**Assigned task:** Copy out each line of the material below that holds the string "name".
####################
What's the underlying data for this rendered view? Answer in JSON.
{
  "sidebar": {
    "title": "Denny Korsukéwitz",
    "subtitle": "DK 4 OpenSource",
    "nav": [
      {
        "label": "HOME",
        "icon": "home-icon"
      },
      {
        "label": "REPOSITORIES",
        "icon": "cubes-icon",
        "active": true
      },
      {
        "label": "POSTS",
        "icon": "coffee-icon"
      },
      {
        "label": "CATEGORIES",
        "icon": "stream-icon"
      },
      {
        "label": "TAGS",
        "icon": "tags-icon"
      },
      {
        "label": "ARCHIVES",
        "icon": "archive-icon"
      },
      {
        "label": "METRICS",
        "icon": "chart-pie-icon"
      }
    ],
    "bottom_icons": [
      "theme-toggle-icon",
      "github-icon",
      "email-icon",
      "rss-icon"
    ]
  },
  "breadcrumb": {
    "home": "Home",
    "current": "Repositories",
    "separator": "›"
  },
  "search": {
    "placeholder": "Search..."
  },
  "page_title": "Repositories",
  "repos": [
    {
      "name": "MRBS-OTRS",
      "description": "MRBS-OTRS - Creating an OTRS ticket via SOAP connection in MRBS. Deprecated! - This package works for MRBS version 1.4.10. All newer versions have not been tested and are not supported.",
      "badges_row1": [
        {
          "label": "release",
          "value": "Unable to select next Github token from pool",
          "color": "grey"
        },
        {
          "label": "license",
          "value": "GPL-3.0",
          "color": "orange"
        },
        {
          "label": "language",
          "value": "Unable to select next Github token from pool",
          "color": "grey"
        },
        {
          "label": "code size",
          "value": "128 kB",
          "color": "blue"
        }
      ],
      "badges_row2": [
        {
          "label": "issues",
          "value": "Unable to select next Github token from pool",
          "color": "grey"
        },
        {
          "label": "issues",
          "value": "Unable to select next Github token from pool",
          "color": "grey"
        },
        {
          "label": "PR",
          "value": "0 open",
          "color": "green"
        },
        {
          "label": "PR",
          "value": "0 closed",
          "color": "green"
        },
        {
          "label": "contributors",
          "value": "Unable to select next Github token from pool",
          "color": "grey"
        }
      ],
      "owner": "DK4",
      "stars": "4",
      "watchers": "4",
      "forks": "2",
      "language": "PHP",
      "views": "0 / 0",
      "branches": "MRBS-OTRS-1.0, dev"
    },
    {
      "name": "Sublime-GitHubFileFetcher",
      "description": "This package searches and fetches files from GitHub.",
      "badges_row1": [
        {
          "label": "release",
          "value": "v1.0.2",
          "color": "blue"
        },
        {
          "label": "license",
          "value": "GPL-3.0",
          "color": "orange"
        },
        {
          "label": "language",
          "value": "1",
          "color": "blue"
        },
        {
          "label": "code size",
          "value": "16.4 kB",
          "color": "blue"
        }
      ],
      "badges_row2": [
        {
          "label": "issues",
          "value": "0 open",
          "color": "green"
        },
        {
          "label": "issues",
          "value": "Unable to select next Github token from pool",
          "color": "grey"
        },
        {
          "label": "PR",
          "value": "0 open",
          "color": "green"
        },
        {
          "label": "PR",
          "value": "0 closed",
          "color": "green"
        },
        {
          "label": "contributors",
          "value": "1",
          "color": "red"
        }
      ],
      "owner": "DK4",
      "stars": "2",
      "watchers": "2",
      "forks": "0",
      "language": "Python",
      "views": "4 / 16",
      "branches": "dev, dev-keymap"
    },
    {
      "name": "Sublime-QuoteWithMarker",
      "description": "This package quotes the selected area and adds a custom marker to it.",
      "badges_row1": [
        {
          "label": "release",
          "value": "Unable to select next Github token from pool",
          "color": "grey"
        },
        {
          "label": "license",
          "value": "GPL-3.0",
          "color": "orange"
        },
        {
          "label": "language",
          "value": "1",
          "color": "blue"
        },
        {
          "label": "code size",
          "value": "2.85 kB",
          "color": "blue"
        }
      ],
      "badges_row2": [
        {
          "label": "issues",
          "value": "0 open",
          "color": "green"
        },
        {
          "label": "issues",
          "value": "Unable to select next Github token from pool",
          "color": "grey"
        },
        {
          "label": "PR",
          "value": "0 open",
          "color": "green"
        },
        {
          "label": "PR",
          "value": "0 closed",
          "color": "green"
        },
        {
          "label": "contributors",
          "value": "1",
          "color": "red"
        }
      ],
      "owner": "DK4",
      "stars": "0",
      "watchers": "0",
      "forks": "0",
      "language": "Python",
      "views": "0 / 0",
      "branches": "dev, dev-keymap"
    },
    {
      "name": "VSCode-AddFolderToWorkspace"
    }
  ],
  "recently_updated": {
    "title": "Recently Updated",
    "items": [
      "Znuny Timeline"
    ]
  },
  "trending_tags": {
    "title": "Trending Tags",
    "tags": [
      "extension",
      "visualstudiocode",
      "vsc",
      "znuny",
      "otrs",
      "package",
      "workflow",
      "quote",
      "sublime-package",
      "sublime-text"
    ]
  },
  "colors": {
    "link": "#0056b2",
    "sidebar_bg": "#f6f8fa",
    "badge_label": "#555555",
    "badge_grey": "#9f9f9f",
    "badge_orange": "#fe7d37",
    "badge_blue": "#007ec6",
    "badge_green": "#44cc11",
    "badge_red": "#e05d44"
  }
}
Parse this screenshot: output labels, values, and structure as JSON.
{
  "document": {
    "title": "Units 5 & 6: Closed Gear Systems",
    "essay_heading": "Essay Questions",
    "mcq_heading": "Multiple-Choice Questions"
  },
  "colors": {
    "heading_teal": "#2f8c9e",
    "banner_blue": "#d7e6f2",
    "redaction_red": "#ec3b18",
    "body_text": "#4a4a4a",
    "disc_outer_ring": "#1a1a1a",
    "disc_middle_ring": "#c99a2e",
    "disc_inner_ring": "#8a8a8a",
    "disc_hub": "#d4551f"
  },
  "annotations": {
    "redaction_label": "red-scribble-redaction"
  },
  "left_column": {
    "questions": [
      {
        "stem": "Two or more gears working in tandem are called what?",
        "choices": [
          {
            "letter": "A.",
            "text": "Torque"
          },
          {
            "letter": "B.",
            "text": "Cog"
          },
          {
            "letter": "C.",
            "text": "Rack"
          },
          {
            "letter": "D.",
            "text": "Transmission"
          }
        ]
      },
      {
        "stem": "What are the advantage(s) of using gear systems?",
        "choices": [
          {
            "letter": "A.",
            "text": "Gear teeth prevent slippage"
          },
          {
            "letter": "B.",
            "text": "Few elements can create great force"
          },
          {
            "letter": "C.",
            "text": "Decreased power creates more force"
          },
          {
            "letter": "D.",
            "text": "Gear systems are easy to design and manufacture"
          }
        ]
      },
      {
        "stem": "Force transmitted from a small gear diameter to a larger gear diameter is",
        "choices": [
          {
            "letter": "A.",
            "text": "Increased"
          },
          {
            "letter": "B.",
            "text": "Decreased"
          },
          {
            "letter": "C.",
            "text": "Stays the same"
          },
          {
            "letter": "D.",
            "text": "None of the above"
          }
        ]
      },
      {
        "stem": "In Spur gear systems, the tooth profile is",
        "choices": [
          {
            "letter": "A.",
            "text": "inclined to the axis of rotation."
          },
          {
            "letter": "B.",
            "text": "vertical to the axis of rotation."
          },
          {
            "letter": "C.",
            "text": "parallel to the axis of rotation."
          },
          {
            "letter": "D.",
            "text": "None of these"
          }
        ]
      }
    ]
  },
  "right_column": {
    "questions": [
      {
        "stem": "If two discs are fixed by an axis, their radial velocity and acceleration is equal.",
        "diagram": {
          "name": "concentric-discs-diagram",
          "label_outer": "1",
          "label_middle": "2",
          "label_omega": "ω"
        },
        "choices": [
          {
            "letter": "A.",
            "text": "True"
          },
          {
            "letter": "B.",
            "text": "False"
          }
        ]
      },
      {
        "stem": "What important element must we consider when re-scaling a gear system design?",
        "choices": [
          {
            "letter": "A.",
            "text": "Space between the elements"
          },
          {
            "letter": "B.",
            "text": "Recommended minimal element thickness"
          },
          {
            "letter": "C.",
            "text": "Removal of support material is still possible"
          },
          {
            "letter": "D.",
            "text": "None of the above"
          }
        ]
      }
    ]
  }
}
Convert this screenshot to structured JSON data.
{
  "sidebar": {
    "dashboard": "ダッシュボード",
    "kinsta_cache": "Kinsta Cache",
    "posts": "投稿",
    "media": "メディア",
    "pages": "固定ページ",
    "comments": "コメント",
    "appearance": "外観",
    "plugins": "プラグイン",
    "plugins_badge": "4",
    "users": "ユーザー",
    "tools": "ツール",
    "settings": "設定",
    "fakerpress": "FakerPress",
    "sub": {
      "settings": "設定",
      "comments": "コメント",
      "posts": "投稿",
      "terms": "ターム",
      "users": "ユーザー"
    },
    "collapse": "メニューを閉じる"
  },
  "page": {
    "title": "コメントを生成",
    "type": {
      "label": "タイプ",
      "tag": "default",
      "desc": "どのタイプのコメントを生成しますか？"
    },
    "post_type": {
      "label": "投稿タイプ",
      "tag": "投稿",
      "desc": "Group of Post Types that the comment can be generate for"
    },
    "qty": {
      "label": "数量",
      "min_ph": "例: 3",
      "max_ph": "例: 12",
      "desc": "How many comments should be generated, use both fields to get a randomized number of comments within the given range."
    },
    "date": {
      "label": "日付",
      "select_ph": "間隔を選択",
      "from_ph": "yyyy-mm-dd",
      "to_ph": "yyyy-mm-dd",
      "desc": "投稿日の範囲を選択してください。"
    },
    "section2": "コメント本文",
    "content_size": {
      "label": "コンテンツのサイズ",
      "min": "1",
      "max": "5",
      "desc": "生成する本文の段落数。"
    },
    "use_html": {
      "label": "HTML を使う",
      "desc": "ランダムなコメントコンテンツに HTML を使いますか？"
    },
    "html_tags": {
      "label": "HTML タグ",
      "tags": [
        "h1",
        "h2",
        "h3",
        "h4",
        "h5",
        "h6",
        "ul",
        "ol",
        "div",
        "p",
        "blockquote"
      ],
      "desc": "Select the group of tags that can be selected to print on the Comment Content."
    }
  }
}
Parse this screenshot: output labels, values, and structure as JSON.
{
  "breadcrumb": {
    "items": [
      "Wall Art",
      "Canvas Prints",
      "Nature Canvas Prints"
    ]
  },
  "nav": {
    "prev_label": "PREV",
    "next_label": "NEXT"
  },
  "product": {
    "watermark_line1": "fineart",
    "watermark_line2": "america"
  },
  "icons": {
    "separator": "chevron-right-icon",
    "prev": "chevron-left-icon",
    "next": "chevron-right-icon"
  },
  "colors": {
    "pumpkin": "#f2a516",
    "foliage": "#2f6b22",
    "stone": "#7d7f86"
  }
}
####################
**Solution to this exercise:**
      "name": "MRBS-OTRS",
      "name": "Sublime-GitHubFileFetcher",
      "name": "Sublime-QuoteWithMarker",
      "name": "VSCode-AddFolderToWorkspace"
          "name": "concentric-discs-diagram",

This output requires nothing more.